The merit criteria for Stage A includes contribution to system reliability and system benefits; project deliverability and timetable; organisational capability to deliver the project; and social licence merit criteria which covers First Nations engagement, community engagement and community benefits sharing.

The merit criteria for Stage B includes financial value; commercial departures; and First Nations and social licence commitments.

The tender guidelines state that the target commercial operation date (COD) is not an eligibility criterion but will be merit assessed at Stage A and projects with a target COD of 31 December 2028 or earlier may be considered of higher merit.

Social licence commitments and First Nations engagements are a significant part of the merit assessment. They will be assessed at both Stage A and Stage B, weighing 25% at each stage. These commitments will become contractually binding and are subject to monitoring and enforcement conditions if a proponent is successful in the Tender 1 process.

The guidelines state that any projects assessed as having low merit against any individual merit criterion, including social licence, may not be further assessed and may not be progressed to the next stage.

Kim Mallee, Director of the Community Power Agency, welcomed the weighting for social licence and said government funds should only be awarded to projects that are in a race to the top for better practice renewables development.
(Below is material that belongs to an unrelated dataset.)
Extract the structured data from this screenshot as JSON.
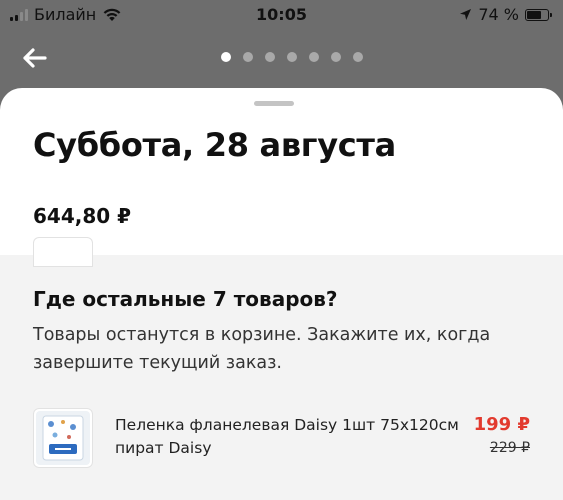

“Research has shown that the fastest way to deliver quality renewable energy projects is to do community engagement well with fair benefit sharing,” she said. “It’s imperative that schemes such as the CIS pick projects that perform well and contribute to positive relationships between locals and the industry as a whole.”

Registration for the first national CIS tender will close on 19 June 2024 with stage A project bids to close on 1 July 2024. Announcement of successful bids is anticipated by December 2024.

This content is protected by copyright and may not be reused. If you want to cooperate with us and would like to reuse some of our content, please contact: editors@pv-magazine.com.